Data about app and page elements
┏━━

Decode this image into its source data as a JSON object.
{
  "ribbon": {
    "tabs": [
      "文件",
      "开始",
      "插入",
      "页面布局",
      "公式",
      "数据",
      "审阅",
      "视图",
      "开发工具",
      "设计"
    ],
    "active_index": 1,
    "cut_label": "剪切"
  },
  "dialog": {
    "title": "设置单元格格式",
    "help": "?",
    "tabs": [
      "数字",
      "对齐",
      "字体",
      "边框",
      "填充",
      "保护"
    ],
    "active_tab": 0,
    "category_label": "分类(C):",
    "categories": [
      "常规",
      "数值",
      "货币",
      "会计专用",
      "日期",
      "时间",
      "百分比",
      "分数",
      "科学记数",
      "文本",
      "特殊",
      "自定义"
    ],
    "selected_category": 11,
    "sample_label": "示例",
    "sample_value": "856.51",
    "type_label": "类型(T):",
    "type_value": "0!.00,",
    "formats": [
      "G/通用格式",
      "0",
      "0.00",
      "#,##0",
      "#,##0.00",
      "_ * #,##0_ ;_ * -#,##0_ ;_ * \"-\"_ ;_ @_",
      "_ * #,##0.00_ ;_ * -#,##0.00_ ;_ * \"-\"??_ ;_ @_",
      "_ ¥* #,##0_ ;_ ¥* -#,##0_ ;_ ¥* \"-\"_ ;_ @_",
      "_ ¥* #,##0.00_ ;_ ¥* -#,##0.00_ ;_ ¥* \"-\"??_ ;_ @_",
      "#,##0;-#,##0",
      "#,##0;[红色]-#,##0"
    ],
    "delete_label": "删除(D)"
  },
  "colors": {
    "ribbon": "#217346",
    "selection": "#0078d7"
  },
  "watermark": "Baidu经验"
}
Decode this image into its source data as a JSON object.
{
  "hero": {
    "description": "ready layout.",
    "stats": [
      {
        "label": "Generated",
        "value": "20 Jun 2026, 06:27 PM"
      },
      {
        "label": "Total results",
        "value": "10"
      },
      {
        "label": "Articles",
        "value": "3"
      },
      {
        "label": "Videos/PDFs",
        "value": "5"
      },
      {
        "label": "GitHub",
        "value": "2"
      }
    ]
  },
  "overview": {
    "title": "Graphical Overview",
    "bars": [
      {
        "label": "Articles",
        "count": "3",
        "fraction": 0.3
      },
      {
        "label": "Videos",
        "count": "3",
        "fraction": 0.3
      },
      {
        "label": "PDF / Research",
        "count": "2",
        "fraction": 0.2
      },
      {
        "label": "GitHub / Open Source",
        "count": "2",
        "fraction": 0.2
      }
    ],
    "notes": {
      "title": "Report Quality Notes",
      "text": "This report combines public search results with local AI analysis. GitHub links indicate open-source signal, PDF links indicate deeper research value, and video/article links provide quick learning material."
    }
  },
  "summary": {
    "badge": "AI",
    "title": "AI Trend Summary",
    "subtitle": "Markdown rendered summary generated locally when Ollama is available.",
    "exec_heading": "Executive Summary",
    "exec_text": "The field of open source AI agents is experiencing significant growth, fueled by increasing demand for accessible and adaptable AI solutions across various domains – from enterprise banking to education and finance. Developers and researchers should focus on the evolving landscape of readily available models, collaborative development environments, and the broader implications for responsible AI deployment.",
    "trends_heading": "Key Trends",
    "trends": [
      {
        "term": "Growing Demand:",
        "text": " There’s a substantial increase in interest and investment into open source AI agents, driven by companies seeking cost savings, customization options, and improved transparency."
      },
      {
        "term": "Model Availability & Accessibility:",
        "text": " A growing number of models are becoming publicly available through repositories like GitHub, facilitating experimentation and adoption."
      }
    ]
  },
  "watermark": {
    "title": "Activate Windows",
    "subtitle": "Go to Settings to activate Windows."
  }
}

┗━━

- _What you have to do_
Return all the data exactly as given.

- _Final answer_
Decode this image into its source data as a JSON object.
{
  "ribbon": {
    "tabs": [
      "文件",
      "开始",
      "插入",
      "页面布局",
      "公式",
      "数据",
      "审阅",
      "视图",
      "开发工具",
      "设计"
    ],
    "active_index": 1,
    "cut_label": "剪切"
  },
  "dialog": {
    "title": "设置单元格格式",
    "help": "?",
    "tabs": [
      "数字",
      "对齐",
      "字体",
      "边框",
      "填充",
      "保护"
    ],
    "active_tab": 0,
    "category_label": "分类(C):",
    "categories": [
      "常规",
      "数值",
      "货币",
      "会计专用",
      "日期",
      "时间",
      "百分比",
      "分数",
      "科学记数",
      "文本",
      "特殊",
      "自定义"
    ],
    "selected_category": 11,
    "sample_label": "示例",
    "sample_value": "856.51",
    "type_label": "类型(T):",
    "type_value": "0!.00,",
    "formats": [
      "G/通用格式",
      "0",
      "0.00",
      "#,##0",
      "#,##0.00",
      "_ * #,##0_ ;_ * -#,##0_ ;_ * \"-\"_ ;_ @_",
      "_ * #,##0.00_ ;_ * -#,##0.00_ ;_ * \"-\"??_ ;_ @_",
      "_ ¥* #,##0_ ;_ ¥* -#,##0_ ;_ ¥* \"-\"_ ;_ @_",
      "_ ¥* #,##0.00_ ;_ ¥* -#,##0.00_ ;_ ¥* \"-\"??_ ;_ @_",
      "#,##0;-#,##0",
      "#,##0;[红色]-#,##0"
    ],
    "delete_label": "删除(D)"
  },
  "colors": {
    "ribbon": "#217346",
    "selection": "#0078d7"
  },
  "watermark": "Baidu经验"
}
Decode this image into its source data as a JSON object.
{
  "hero": {
    "description": "ready layout.",
    "stats": [
      {
        "label": "Generated",
        "value": "20 Jun 2026, 06:27 PM"
      },
      {
        "label": "Total results",
        "value": "10"
      },
      {
        "label": "Articles",
        "value": "3"
      },
      {
        "label": "Videos/PDFs",
        "value": "5"
      },
      {
        "label": "GitHub",
        "value": "2"
      }
    ]
  },
  "overview": {
    "title": "Graphical Overview",
    "bars": [
      {
        "label": "Articles",
        "count": "3",
        "fraction": 0.3
      },
      {
        "label": "Videos",
        "count": "3",
        "fraction": 0.3
      },
      {
        "label": "PDF / Research",
        "count": "2",
        "fraction": 0.2
      },
      {
        "label": "GitHub / Open Source",
        "count": "2",
        "fraction": 0.2
      }
    ],
    "notes": {
      "title": "Report Quality Notes",
      "text": "This report combines public search results with local AI analysis. GitHub links indicate open-source signal, PDF links indicate deeper research value, and video/article links provide quick learning material."
    }
  },
  "summary": {
    "badge": "AI",
    "title": "AI Trend Summary",
    "subtitle": "Markdown rendered summary generated locally when Ollama is available.",
    "exec_heading": "Executive Summary",
    "exec_text": "The field of open source AI agents is experiencing significant growth, fueled by increasing demand for accessible and adaptable AI solutions across various domains – from enterprise banking to education and finance. Developers and researchers should focus on the evolving landscape of readily available models, collaborative development environments, and the broader implications for responsible AI deployment.",
    "trends_heading": "Key Trends",
    "trends": [
      {
        "term": "Growing Demand:",
        "text": " There’s a substantial increase in interest and investment into open source AI agents, driven by companies seeking cost savings, customization options, and improved transparency."
      },
      {
        "term": "Model Availability & Accessibility:",
        "text": " A growing number of models are becoming publicly available through repositories like GitHub, facilitating experimentation and adoption."
      }
    ]
  },
  "watermark": {
    "title": "Activate Windows",
    "subtitle": "Go to Settings to activate Windows."
  }
}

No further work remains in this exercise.